Scalable Vector Graphics (SVG) exists in a quantum state of accessibility. Which is to say that SVG is both accessible and inaccessible at the same time. Happily, there is no SVG uncertainty principle. We know which aspects of SVG are accessible to whom, which are not, and what we can do to improve both.
SVG 1.1 includes several features that lend themselves to accessibility, but SVG 2.0 will take accessibility to another level. Whilst SVG 1.1 has good cross-browser support, SVG 2.0 is still too early in its lifecycle for browsers to have implemented support. This article looks at ways to make SVG 1.1 content as accessible as possible, with glimpses into the possibility space of SVG 2.0 accessibility.

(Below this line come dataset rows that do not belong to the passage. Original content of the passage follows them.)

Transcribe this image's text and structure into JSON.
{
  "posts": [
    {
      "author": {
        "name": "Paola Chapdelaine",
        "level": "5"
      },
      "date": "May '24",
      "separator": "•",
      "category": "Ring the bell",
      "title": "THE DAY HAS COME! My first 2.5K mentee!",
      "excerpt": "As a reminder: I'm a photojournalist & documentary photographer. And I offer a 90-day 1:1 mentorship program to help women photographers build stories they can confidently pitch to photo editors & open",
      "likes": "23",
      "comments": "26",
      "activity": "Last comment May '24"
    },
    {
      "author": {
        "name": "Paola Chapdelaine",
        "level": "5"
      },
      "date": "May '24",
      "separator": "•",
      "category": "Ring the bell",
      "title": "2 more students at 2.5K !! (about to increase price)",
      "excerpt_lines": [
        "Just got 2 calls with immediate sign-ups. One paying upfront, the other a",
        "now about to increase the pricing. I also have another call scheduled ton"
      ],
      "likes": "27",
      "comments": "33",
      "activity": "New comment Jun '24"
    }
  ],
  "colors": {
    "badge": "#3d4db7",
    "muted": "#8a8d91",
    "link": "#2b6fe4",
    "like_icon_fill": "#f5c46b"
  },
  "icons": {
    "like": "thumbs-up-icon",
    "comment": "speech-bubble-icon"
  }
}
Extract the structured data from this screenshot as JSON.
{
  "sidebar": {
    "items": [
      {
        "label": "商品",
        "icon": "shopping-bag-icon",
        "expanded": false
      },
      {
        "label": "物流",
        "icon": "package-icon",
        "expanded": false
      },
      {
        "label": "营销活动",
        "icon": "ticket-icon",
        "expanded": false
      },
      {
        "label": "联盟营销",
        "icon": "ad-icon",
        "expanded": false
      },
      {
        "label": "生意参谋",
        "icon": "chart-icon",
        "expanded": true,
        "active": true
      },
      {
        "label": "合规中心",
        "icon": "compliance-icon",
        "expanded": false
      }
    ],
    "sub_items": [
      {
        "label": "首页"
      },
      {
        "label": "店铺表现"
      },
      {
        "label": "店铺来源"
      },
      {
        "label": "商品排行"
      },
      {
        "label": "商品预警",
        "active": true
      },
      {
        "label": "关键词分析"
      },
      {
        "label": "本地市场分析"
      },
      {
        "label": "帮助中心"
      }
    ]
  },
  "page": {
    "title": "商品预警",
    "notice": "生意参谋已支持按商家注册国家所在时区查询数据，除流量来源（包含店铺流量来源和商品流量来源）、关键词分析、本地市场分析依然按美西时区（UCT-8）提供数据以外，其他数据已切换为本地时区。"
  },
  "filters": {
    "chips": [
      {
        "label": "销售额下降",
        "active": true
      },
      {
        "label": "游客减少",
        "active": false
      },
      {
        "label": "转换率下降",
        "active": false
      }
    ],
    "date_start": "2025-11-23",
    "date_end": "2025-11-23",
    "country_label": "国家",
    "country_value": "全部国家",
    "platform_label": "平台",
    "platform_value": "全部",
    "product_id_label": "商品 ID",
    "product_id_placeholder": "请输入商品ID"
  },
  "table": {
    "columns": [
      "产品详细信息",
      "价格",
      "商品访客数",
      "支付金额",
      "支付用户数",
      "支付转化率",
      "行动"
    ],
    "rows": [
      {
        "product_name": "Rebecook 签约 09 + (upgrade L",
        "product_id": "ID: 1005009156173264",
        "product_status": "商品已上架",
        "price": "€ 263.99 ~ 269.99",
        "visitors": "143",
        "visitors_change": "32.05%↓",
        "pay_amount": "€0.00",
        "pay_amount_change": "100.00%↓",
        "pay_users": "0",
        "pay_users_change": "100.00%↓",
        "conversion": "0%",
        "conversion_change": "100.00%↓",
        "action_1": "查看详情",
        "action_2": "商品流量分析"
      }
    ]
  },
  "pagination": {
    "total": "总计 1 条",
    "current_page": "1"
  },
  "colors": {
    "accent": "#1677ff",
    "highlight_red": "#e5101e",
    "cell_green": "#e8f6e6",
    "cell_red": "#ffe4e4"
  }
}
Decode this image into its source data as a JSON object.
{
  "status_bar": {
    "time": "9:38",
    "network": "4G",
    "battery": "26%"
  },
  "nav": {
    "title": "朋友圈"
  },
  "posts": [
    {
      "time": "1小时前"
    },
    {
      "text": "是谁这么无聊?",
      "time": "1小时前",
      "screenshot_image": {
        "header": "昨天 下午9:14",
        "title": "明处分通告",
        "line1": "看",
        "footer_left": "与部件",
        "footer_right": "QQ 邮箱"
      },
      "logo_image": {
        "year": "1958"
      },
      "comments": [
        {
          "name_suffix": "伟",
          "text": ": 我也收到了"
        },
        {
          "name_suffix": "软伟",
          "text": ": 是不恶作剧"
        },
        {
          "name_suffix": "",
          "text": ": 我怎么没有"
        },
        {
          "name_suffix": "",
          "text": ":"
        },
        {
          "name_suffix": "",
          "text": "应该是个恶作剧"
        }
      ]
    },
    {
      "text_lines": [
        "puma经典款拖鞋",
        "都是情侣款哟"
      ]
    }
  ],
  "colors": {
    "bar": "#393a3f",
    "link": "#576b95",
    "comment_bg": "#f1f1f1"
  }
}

This may seem like a strange thing to say, not least in an article that’s about SVG to begin with. The fact is that one of SVG’s most compelling characteristics is also one of its most accessible. SVG content is scalable, and more to the point it scales without a reduction in visual quality. This makes it extremely versatile from a development point of view, but it also means that people with less than 20/20 vision can enjoy crisp and clear images no matter what screen size and resolution they use.
Use inline SVG
The best way to make SVG accessible to Assistive Technologies (AT) like screen readers and speech recognition tools is to put it directly into your HTML. It’s much cleaner (in code terms) to do this with HTML5 than it was with HTML4.x, because the HTML parser automatically switches mode and puts the SVG elements and attributes into the correct namespace. In other words, if your HTML uses the HTML5 doctype, you don’t need to include a namespace declaration in the <svg> tag.